Like all philosophical movements, libertarianism is varied, containing several schools and sub-groups and one will find no unanimity about its theoretical justifications, its goals or the strategy that should be adopted to reach them. Mainly, there are two types of libertarianism and each has its own answers to the queries. One group, the anarchists or also known as ‘anarcho-capitalists’ advocate the complete disappearance of the state and privatization of even the basic functions mentioned above. This goal may appear extreme or ridiculous at first sight, but it is based on a theoretically plausible argument.
It is for example, easy to imagine that one could replace provincial state or municipal police forces ( with the corruption , abuses of power, the incompetence and favoritism which usually characterize them all and often with impunity ) with private security agencies. These would make profits only in so far as they really protect citizens and fight real criminals. Anarcho-capitalists use the same type of arguments to support the privatization of the army and the courts which would leave nothing for a state to do. Private firms would then provide all the services that individuals might need in a pure free market.

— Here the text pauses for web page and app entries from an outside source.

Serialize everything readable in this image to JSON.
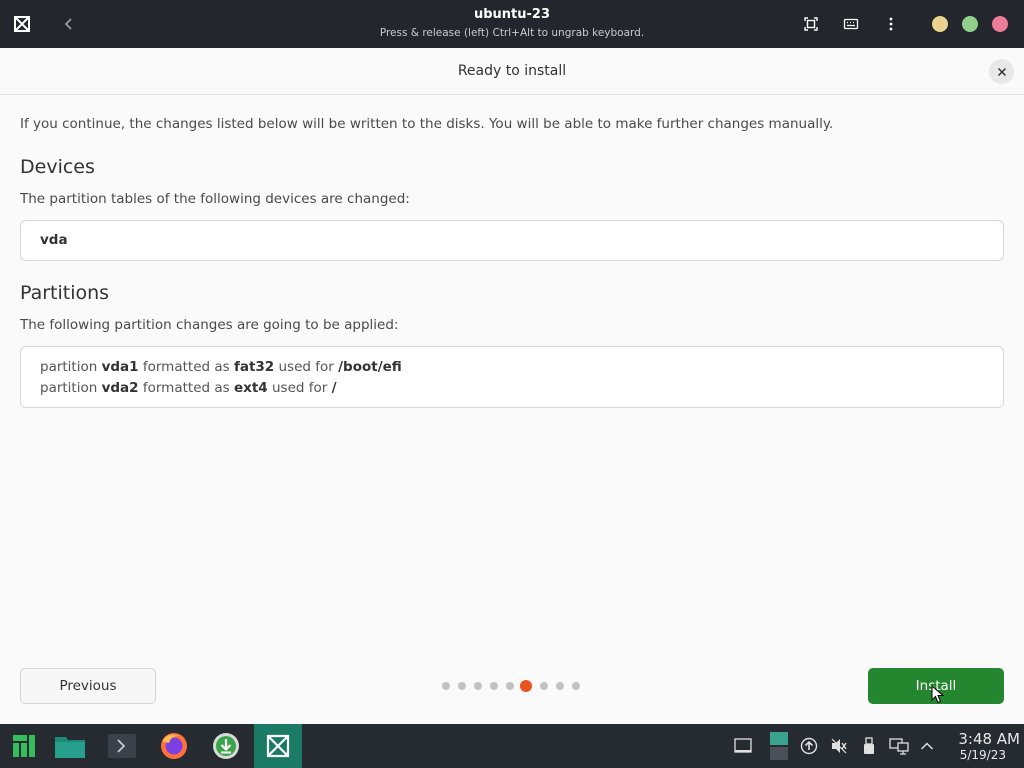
{
  "window": {
    "title": "ubuntu-23",
    "subtitle": "Press & release (left) Ctrl+Alt to ungrab keyboard.",
    "traffic_colors": [
      "#e9d38f",
      "#8fd18a",
      "#ec7c98"
    ]
  },
  "installer": {
    "page_title": "Ready to install",
    "intro": "If you continue, the changes listed below will be written to the disks. You will be able to make further changes manually.",
    "devices": {
      "heading": "Devices",
      "description": "The partition tables of the following devices are changed:",
      "items": [
        "vda"
      ]
    },
    "partitions": {
      "heading": "Partitions",
      "description": "The following partition changes are going to be applied:",
      "items": [
        {
          "prefix": "partition",
          "name": "vda1",
          "mid": "formatted as",
          "fs": "fat32",
          "suffix": "used for",
          "mount": "/boot/efi"
        },
        {
          "prefix": "partition",
          "name": "vda2",
          "mid": "formatted as",
          "fs": "ext4",
          "suffix": "used for",
          "mount": "/"
        }
      ]
    },
    "previous_label": "Previous",
    "install_label": "Install",
    "pager": {
      "total": 9,
      "active_index": 5
    },
    "colors": {
      "accent": "#e95420",
      "install": "#24862e"
    }
  },
  "taskbar": {
    "apps": [
      "manjaro-menu-icon",
      "file-manager-icon",
      "terminal-icon",
      "firefox-icon",
      "download-icon",
      "boxes-icon"
    ],
    "active_app": "boxes-icon",
    "tray": [
      "display-icon",
      "monitor-icon",
      "updates-icon",
      "volume-muted-icon",
      "usb-icon",
      "network-icon",
      "expand-tray-icon"
    ],
    "clock": {
      "time": "3:48 AM",
      "date": "5/19/23"
    }
  }
}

In a context where public spending now accounts for almost half of all that is produced, where governments continue to adopt law after law so as to increase their control over our life, a more realistic libertarian goal is simply to reverse this trend and fight for any freedom and any concrete reduction in state tyranny. The other branch is known as ‘miniarchists’ who maintain that government may appropriately engage in police protection, enforcement of contracts and national defense , foreign relations, justice, the protection of private property and individual rights.

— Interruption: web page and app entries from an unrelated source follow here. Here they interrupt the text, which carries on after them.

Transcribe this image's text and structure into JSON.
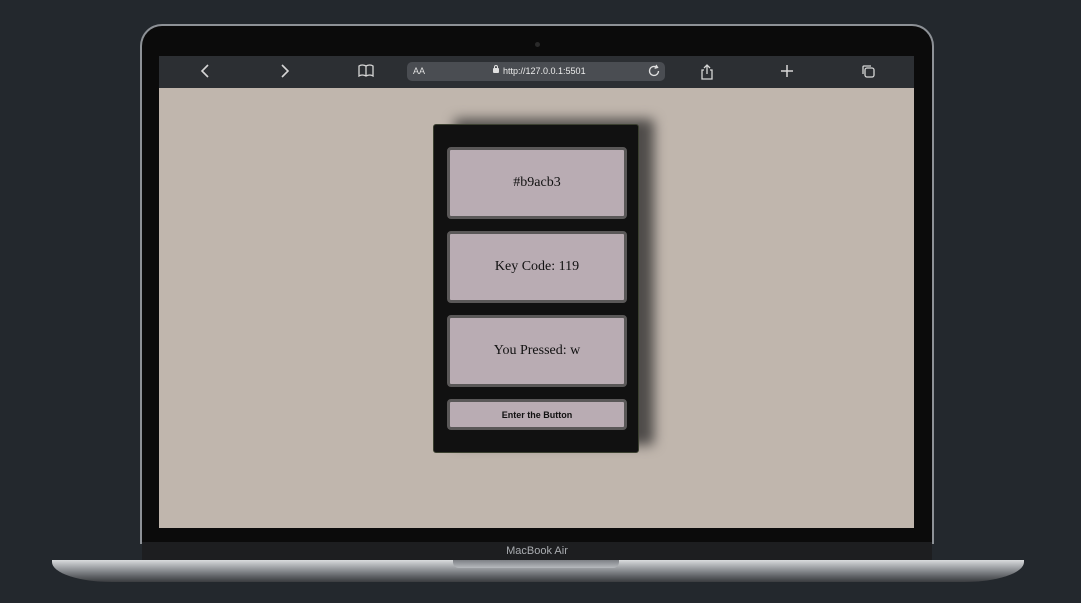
{
  "device": {
    "brand_label": "MacBook Air"
  },
  "browser": {
    "text_size_label": "AA",
    "url": "http://127.0.0.1:5501",
    "icons": [
      "back-icon",
      "forward-icon",
      "bookmarks-icon",
      "lock-icon",
      "reload-icon",
      "share-icon",
      "new-tab-icon",
      "tabs-icon"
    ]
  },
  "page": {
    "background_color": "#c0b6ad",
    "color_display": "#b9acb3",
    "key_code_display": "Key Code: 119",
    "pressed_display": "You Pressed: w",
    "button_label": "Enter the Button"
  }
}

All remaining functions should be privatized. In the context of a much decentralized federal state, libertarians accept, however, that local authorities can intervene in other fields and offer various types of social and economic arrangements in so far as dissatisfied citizens can easily move to other jurisdictions. Definitely not included, according to miniarchists, is the power to tax, even to secure money for the functions just mentioned.
The question arises: why the libertarians endorse these views so sharply at variance with most political theory?
Firstly, libertarians hold an extremely strong doctrine of individual rights, particularly the right of individuals to acquire and hold property. Their concept of property rights and freedom of contract excludes welfare rights, since claims to these rights require in the libertarian view compulsory labor of some on behalf of other.
Secondly, libertarians believe that the operation of an unrestricted system of laissez faire capitalism is the most desirable social system. People unfettered by the state compulsions would be likely to establish this sort of economic system and it is all for the best that they do.